“Can you speak? Not that I’m asking you to, I’m just curious,” I clarified, not wanting him to think I was pushing him.
He nodded, his antlers—or horns or whatever they were—dipping his head as he did. As if the antlers weighed quite a bit.
Nodding back, I muttered to myself. “Okay, that makes sense. There must be a reason why you’re not talking then. That’s fine. That makes sense,” I speculated. Then, to him, I said, “Are you lost?”
Again, his horns dipped forward, affirming.
“Are you wanting to be found?”
This time, his response took me by surprise.
He shook his head.
“Huh. Then, are you hiding here?”
This time, he nodded.
“From what?” I asked, but then remembered it wasn’t a “yes or no” question.
Which, actually, didn’t matter.
Because, in the next moment I received an answer.
A sound like a foghorn powering down—being struck by lightning, or being filtered through an empty tunnel—came from the forest. Shook the mansion. Hit the building so hard with its percussive sound, that the windows shook, and the chandelier began to swing back and forth.
It was not a pleasant sound. Didn’t leave you with a good feeling, that was for sure.

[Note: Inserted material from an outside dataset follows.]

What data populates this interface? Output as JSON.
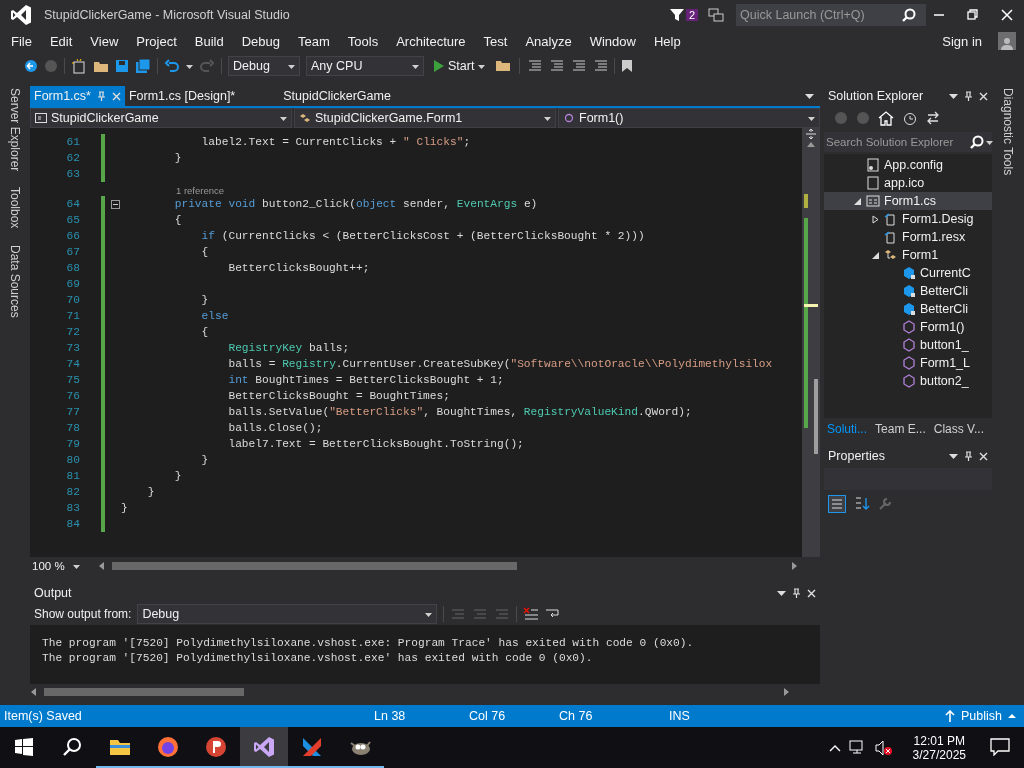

Judging by the look on the creature’s face, he knew what it was.
Clearly, it was as I’d thought. The impression of the sound being accurate.
Whatever it was, it wasn’t good.
His yellow eyes widened, panicked. Rushing forward, his giant feet made no sound as he snatched me up. As he took off running, fleeing whatever it was with me in hand. He ran through the room. Leapt—quite gracefully—down the rafters, over the stairs. Vaulted, like a kangaroo, over it all, until he reached the main floor.
He didn’t stop moving.
With me tucked under his arm, he kept running. Through the entry way, into the left wing of the house, and into the place I nearly fell. Sprinted, right up to the hole, knowing. Certain. Which, of course, meant:
He jumped in.
Jumped right into that hole.
And I figured out, instantly, why he had stopped me before. Why he had saved me.
I wouldn’t have fallen through the floor.
I would’ve fallen into…
This… hell. This heaven.
This magical and strange world.
This magical and strange world that I was now part of.
Whether I wanted to be or not.
As we landed, I was assaulted by sights. Sounds. Colors. Smells. The whole forest seemed to lean, awake. Alive. This forest that looked prickly perfect. Glacier cool, and burning warm colors. That bled life, and, somehow, still spoke of death.
This world was… magic.
At least I understood—partially, anyway—why he was running. Why it was that he was lost, and yet, didn’t want to be found.
I felt it firsthand, that feeling.
As I took in the sight of it all—the purple sky, the never-ending twilight haze, the strange creatures and pink, fluffy trees—I understood him.
I didn’t want to be found.